There's a Japanese expression, 'Mono no aware' and while it's one of many that are untranslatable into English, it basically means the 'pathos of things'.
It's a phrase I learned long ago, that perhaps I used promiscuously in my youth to impress others, but never truly grasped its gravitas til last Monday.
Immediately after dropping Murphy off at Colorado State University for his second round of radiation I was overwrought. Making life and death decisions about a loved one isn't the way you want to kickstart the week, especially the week of Christmas.
Untreated, mortality is most assured within a matter of months for Murphy but there's also a pretty good chance radiation could take him sooner. I was so torn up inside I almost turned around, picked him back up, and drove into the mountains to live out his final days.
But I made a decision... but I damn well wasn't happy about it.

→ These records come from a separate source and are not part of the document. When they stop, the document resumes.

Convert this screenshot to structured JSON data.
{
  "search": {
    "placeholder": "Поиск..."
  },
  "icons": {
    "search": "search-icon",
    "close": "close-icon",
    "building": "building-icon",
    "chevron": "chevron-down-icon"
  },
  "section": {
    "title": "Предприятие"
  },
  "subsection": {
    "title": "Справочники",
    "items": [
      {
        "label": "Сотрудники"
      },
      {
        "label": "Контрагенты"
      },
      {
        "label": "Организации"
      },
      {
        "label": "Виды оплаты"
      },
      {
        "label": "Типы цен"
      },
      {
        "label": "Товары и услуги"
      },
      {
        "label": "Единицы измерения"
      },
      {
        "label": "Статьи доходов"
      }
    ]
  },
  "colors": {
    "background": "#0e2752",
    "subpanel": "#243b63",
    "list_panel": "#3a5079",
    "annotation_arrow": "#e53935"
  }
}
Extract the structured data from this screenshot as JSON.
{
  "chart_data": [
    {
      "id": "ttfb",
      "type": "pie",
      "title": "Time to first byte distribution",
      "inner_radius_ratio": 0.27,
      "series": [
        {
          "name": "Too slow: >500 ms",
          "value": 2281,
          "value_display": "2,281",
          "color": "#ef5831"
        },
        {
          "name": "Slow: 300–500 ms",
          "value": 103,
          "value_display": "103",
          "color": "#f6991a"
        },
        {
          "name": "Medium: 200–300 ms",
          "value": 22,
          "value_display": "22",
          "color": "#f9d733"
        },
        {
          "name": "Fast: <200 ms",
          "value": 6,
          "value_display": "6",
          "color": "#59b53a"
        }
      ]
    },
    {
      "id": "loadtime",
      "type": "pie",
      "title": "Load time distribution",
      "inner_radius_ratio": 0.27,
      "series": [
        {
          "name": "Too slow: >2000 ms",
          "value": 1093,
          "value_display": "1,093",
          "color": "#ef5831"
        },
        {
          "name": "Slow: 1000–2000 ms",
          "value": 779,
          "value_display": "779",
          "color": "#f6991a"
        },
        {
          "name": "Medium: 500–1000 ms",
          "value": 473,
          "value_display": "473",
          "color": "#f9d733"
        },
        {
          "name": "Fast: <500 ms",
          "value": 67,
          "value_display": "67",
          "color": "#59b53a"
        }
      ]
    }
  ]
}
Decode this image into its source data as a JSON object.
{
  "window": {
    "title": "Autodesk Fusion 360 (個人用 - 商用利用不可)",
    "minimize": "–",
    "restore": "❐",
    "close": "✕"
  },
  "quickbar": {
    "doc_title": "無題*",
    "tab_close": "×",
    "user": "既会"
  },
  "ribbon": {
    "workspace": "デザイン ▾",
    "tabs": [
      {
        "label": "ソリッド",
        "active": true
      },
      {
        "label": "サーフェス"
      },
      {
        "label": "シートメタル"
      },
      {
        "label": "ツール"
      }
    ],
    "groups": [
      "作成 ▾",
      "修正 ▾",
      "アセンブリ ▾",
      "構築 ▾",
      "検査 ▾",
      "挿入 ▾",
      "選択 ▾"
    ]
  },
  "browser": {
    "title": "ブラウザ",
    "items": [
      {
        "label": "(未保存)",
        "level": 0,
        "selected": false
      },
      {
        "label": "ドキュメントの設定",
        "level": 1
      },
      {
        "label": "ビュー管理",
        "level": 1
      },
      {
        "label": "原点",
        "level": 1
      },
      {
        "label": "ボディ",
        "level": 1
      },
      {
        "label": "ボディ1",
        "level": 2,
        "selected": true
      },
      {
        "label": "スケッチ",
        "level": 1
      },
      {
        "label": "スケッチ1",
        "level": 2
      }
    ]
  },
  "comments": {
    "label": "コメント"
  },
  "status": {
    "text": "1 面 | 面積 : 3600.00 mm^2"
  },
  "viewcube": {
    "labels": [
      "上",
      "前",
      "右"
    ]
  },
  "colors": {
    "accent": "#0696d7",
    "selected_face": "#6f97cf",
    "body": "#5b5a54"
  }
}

'Dour' doesn't even come close to describing the mood I was in that morning but I had to keep myself moving. So when I pulled into the parking lot of King Sooper, a local grocery chain whose name still makes no sense to me, it came as no surprise when the rain began pouring down.
Wait a sec, it's sunny outside.
And there it was. Mono no aware.
It's as if God took a blade and severed the sky - to my left was sunshine and my right darkness. And a rainbow bridged the two.
Mono no aware is a feeling of both happiness and sorrow, hope and hopelessness at the same time. The Japanese use the expression to describe witnessing the transient beauty of a Cherry Tree blossom. It embraces belief but resigns itself to reality. It's poetry from pain; discovery in darkness.
It's a human tendency to make life too figurative or too literal so that it suit our purposes and there's no one that hates cramming a metaphor into someone else's morning more than me.
But it was a beautiful thing, Murphy's rain.